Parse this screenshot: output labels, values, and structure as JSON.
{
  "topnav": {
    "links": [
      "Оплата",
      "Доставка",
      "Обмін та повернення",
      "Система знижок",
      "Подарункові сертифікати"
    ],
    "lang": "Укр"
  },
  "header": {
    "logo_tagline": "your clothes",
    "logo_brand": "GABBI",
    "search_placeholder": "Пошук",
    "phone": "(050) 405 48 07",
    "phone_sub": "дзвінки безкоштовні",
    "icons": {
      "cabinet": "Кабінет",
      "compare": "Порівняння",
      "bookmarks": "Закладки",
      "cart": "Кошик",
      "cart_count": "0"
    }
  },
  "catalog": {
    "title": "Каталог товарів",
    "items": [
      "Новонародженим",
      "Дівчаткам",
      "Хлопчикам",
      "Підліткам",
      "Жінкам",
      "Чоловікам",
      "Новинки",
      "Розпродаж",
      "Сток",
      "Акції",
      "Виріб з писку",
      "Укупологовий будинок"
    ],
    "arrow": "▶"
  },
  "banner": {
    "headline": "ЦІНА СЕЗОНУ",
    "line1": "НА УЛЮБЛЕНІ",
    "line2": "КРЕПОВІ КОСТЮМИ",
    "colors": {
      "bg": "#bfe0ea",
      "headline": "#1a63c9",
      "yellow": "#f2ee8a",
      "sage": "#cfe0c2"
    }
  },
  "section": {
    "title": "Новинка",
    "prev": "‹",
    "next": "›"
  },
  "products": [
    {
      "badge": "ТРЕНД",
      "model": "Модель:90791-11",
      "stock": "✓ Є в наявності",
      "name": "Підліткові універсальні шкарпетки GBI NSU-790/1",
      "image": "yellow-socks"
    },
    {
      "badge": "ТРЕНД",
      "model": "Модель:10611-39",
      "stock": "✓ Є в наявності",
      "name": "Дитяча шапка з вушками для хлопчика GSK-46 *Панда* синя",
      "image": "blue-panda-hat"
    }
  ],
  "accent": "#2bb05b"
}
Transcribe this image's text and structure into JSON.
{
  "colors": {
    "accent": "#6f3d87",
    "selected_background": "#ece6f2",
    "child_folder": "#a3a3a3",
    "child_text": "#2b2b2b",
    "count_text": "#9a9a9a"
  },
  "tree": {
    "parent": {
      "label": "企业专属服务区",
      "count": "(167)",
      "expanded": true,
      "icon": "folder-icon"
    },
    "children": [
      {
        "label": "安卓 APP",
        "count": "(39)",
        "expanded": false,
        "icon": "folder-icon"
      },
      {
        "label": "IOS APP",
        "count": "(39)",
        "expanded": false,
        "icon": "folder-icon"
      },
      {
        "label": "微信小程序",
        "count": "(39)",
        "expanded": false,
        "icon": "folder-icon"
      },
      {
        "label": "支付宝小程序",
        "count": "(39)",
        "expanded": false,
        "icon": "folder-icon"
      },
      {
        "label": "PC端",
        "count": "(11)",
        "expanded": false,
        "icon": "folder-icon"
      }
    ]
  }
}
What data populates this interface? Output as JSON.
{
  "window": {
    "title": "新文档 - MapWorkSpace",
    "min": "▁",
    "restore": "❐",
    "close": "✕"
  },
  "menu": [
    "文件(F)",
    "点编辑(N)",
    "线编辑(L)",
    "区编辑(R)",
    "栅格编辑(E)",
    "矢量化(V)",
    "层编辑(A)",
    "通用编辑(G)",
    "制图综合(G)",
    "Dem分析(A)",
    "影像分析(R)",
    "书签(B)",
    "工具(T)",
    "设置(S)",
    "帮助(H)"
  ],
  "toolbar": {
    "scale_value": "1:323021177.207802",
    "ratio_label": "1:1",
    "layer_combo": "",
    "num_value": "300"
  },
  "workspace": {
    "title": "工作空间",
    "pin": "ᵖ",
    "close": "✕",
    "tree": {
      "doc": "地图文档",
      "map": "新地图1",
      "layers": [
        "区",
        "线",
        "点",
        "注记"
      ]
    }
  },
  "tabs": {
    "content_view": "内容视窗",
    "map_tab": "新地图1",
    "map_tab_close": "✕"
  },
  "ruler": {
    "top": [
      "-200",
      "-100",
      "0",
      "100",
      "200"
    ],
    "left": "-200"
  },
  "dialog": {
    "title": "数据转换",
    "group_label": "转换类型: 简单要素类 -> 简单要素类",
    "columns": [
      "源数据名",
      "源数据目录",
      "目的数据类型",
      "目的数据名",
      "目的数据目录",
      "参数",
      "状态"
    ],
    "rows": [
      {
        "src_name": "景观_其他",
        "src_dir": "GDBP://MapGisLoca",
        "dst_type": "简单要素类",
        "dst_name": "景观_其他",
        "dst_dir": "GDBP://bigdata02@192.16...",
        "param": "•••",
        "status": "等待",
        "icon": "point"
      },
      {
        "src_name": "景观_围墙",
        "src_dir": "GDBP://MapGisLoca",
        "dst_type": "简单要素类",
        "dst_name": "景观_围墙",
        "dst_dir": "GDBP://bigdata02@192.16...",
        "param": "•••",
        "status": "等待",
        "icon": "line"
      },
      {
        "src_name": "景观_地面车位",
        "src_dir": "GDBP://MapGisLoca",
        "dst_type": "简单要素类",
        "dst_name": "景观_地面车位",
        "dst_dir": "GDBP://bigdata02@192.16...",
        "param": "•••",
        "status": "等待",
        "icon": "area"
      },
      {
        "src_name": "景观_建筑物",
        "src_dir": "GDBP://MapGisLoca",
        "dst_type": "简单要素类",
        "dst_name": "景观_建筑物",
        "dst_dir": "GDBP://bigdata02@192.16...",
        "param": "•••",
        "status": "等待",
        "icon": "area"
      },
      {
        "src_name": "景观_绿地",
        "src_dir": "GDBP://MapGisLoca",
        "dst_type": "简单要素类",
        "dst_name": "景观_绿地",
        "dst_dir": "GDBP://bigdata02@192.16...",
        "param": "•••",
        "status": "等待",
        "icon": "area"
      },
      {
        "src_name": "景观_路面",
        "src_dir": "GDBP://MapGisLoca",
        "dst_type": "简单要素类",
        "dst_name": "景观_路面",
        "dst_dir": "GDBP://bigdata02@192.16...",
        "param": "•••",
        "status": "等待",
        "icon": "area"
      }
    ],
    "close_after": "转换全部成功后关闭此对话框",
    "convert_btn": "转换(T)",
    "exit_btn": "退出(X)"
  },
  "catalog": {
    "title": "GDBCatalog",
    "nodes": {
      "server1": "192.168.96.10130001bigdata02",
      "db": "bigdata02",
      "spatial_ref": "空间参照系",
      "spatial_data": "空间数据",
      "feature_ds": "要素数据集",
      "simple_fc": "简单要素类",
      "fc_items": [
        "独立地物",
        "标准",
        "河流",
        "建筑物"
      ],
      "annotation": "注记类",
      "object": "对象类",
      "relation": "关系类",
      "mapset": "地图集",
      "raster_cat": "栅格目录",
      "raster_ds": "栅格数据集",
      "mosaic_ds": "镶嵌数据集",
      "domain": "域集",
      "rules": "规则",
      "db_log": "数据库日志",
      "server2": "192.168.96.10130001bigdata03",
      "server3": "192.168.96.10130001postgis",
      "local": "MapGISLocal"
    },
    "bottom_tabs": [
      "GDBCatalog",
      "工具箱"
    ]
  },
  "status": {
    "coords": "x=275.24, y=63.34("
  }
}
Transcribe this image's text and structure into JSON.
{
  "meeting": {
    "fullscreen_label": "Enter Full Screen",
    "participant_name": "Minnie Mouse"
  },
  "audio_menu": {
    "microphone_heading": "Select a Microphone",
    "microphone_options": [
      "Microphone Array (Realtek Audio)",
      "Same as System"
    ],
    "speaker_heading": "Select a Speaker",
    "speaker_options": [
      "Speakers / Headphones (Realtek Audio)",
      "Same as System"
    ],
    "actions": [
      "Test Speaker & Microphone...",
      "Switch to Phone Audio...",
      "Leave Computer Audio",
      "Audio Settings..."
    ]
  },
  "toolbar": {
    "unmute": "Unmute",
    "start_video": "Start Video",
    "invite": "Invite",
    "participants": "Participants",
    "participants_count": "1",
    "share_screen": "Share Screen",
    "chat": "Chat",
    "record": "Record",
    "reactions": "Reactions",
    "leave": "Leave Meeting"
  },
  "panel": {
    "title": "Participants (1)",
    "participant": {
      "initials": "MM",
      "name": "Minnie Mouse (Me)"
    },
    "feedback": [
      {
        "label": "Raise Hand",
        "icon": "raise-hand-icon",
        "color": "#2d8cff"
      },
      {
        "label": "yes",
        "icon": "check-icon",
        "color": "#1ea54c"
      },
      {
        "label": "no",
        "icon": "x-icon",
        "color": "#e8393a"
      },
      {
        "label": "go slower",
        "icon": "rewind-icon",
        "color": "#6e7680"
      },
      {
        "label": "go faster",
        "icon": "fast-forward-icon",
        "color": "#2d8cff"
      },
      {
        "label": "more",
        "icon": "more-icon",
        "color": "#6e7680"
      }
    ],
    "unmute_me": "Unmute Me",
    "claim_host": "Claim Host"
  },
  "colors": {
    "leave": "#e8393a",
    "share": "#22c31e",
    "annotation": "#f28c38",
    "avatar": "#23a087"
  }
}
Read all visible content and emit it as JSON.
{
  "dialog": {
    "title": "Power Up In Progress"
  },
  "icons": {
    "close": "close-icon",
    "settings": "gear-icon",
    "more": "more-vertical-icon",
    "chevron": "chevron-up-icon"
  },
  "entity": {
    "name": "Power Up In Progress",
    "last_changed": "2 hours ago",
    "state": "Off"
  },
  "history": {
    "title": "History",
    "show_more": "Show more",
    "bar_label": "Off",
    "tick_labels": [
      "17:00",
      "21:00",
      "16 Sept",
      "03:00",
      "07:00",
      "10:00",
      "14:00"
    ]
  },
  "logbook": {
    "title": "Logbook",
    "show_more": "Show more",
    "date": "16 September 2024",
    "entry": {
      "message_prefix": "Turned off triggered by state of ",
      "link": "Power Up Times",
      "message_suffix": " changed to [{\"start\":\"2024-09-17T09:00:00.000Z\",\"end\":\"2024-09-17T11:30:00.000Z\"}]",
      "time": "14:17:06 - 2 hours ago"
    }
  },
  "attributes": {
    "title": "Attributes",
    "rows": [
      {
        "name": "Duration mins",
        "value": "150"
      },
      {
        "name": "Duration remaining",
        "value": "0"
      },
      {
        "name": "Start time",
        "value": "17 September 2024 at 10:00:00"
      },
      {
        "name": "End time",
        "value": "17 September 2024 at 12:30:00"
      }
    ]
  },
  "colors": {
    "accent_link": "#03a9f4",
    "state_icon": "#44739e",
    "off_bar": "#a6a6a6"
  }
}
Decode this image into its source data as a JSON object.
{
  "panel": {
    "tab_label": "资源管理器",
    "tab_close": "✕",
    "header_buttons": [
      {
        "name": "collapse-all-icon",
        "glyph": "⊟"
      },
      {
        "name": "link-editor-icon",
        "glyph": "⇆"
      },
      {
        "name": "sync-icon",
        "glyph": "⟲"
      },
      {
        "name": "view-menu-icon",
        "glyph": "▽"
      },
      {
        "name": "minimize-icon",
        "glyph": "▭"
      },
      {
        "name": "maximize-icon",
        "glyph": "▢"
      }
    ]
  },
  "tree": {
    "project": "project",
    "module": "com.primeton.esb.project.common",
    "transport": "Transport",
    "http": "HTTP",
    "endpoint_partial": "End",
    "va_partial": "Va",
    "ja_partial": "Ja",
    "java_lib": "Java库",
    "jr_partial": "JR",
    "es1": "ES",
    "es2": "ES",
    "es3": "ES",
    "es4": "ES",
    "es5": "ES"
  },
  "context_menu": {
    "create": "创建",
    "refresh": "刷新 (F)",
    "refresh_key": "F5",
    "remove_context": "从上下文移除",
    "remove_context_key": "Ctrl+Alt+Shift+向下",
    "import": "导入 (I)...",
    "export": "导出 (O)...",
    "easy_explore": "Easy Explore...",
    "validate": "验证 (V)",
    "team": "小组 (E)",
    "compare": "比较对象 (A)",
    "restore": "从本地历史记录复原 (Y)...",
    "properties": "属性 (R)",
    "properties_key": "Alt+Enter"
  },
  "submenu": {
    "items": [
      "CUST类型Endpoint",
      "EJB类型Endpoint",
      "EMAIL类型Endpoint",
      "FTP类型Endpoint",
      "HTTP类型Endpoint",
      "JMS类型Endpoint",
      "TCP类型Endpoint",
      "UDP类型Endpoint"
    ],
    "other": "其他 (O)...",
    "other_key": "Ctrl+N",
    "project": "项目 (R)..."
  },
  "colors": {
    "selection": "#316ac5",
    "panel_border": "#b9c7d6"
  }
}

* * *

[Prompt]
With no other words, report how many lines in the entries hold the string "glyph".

[Exercise result]
6